This laboratory's long-time interest in the molecular motions responsible for chemical reactions at surfaces has received a major impetus in recent times with the advent of Scanning Tunneling Microscopy, the principle diagnostic tool used by the group. The laboratory is unusual in having four Ultra High Vacuum Scanning Tuneling Microscopes (STM) at its disposal. With the aid of these instruments it is able to characterize the event of chemical reactions a-molecule-at-a-time at a variety of semi-conductor and metallic surfaces.
A central finding is the localization of reaction close to the site at which the parent molecule (the reagent) physisorbs on the surface. This provides the basis for a method of maskless Molecular-Scale Imprinting, constituting a 'molecular printing press' in which the mobile molecular 'type' self-assembles, and subsequently permanently ‘imprints’ through localised chemical reaction with the underlying surface induced by heat, light or electrons. Novel mechanisms of self-assembly lead to such nano-structures as molecular corrals and switches. Studies of the imprinting step reveal detailed links between adsorbate geometry and reactivity.

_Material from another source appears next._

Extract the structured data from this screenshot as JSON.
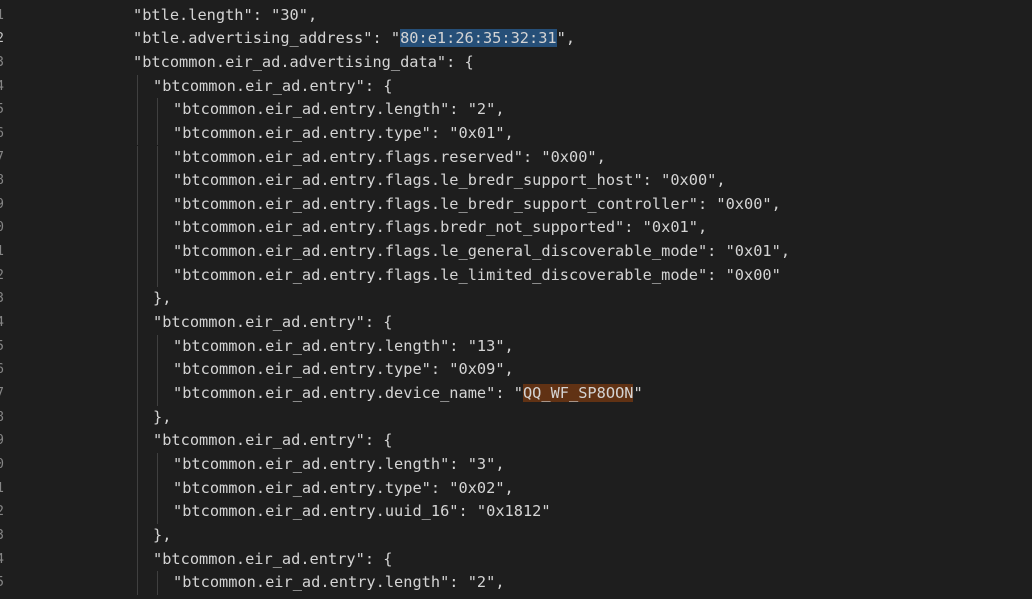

Experiment is supported in all cases by theory performed collaboratively with other research groups in Canada and the U.K.